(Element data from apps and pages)
--- --- ---

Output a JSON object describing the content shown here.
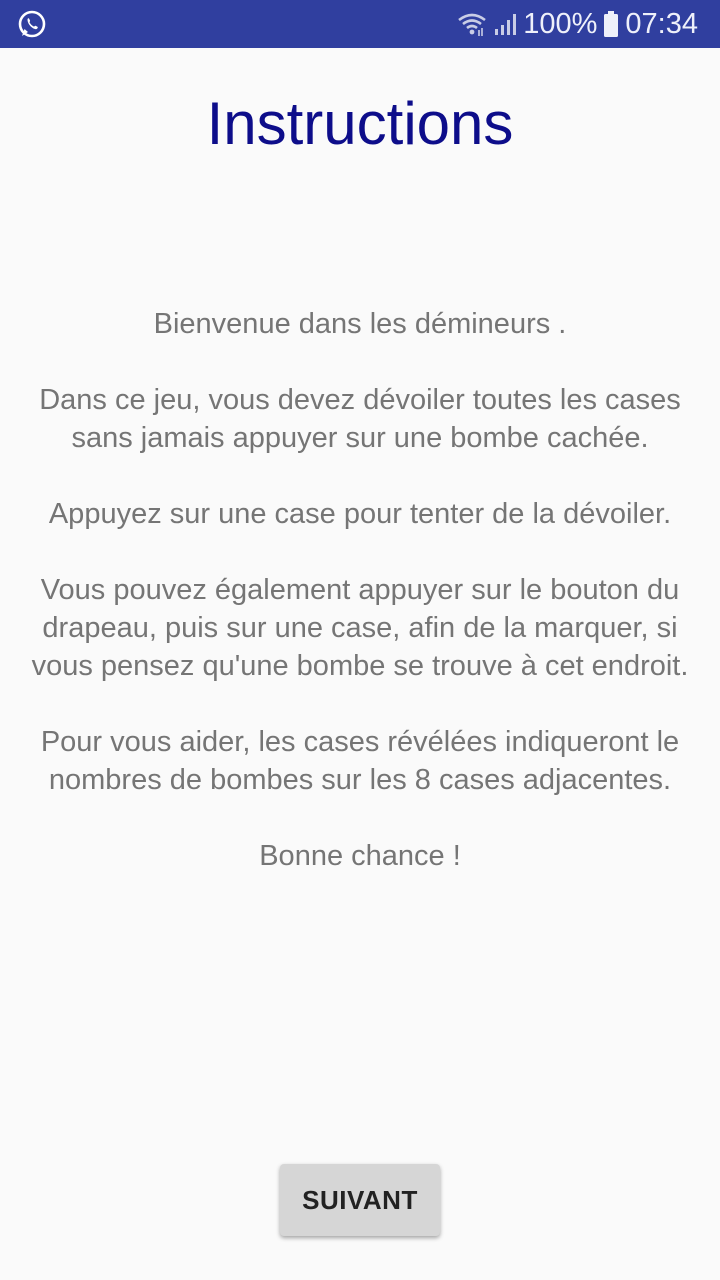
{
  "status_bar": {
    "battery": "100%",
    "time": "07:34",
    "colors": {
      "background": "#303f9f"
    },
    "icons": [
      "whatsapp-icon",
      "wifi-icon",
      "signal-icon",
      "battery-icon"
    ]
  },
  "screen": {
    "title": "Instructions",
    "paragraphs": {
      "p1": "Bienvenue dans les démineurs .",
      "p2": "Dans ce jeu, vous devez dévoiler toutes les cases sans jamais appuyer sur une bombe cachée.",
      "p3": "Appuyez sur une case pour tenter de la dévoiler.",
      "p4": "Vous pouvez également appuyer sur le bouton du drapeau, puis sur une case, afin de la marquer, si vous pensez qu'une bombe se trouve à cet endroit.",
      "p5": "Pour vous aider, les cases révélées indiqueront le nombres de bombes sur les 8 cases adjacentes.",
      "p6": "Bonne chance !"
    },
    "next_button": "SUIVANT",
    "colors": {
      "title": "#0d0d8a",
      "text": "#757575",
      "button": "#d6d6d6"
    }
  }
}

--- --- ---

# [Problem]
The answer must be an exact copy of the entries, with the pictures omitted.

# [Output for this exercise]
Output a JSON object describing the content shown here.
{
  "status_bar": {
    "battery": "100%",
    "time": "07:34",
    "colors": {
      "background": "#303f9f"
    },
    "icons": [
      "whatsapp-icon",
      "wifi-icon",
      "signal-icon",
      "battery-icon"
    ]
  },
  "screen": {
    "title": "Instructions",
    "paragraphs": {
      "p1": "Bienvenue dans les démineurs .",
      "p2": "Dans ce jeu, vous devez dévoiler toutes les cases sans jamais appuyer sur une bombe cachée.",
      "p3": "Appuyez sur une case pour tenter de la dévoiler.",
      "p4": "Vous pouvez également appuyer sur le bouton du drapeau, puis sur une case, afin de la marquer, si vous pensez qu'une bombe se trouve à cet endroit.",
      "p5": "Pour vous aider, les cases révélées indiqueront le nombres de bombes sur les 8 cases adjacentes.",
      "p6": "Bonne chance !"
    },
    "next_button": "SUIVANT",
    "colors": {
      "title": "#0d0d8a",
      "text": "#757575",
      "button": "#d6d6d6"
    }
  }
}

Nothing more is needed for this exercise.